◆ Work required
For the data below, please report each line where the word "label" is found.

◆ The data
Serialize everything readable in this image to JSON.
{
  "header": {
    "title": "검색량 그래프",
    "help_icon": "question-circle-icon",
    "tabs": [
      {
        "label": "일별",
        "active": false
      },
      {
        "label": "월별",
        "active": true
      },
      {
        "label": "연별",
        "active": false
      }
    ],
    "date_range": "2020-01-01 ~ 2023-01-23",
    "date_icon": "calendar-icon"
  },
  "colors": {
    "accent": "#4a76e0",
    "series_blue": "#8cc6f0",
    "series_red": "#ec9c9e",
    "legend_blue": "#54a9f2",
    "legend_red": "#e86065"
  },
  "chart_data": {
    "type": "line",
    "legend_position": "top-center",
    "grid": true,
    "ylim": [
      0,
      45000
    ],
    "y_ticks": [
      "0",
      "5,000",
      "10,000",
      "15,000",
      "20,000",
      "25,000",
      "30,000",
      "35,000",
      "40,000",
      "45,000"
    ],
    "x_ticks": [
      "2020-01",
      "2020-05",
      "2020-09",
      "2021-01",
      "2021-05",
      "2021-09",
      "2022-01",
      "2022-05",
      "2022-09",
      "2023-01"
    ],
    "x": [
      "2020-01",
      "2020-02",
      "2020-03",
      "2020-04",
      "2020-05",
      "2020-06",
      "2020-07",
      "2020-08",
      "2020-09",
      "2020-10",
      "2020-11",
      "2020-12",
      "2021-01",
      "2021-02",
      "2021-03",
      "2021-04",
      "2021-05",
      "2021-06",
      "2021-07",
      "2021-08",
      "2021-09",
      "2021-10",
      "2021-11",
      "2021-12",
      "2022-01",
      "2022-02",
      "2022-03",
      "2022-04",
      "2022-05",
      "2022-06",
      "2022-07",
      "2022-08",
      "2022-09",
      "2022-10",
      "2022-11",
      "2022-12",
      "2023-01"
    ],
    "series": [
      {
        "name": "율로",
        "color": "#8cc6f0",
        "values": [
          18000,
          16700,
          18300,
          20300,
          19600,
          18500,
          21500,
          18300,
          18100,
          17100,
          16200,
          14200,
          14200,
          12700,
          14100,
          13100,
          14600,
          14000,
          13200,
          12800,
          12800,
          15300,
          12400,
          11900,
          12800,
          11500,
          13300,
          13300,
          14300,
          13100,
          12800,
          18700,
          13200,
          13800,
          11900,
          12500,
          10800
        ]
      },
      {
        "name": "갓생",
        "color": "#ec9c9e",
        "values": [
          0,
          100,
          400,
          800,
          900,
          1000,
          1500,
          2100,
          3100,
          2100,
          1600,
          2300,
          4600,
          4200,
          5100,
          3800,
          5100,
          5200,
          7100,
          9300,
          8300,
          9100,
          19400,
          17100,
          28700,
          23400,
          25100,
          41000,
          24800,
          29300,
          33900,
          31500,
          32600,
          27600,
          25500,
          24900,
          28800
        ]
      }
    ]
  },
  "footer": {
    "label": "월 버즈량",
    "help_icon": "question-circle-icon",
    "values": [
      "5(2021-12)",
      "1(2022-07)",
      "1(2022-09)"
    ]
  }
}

◆ Task output
        "label": "일별",
        "label": "월별",
        "label": "연별",
    "label": "월 버즈량",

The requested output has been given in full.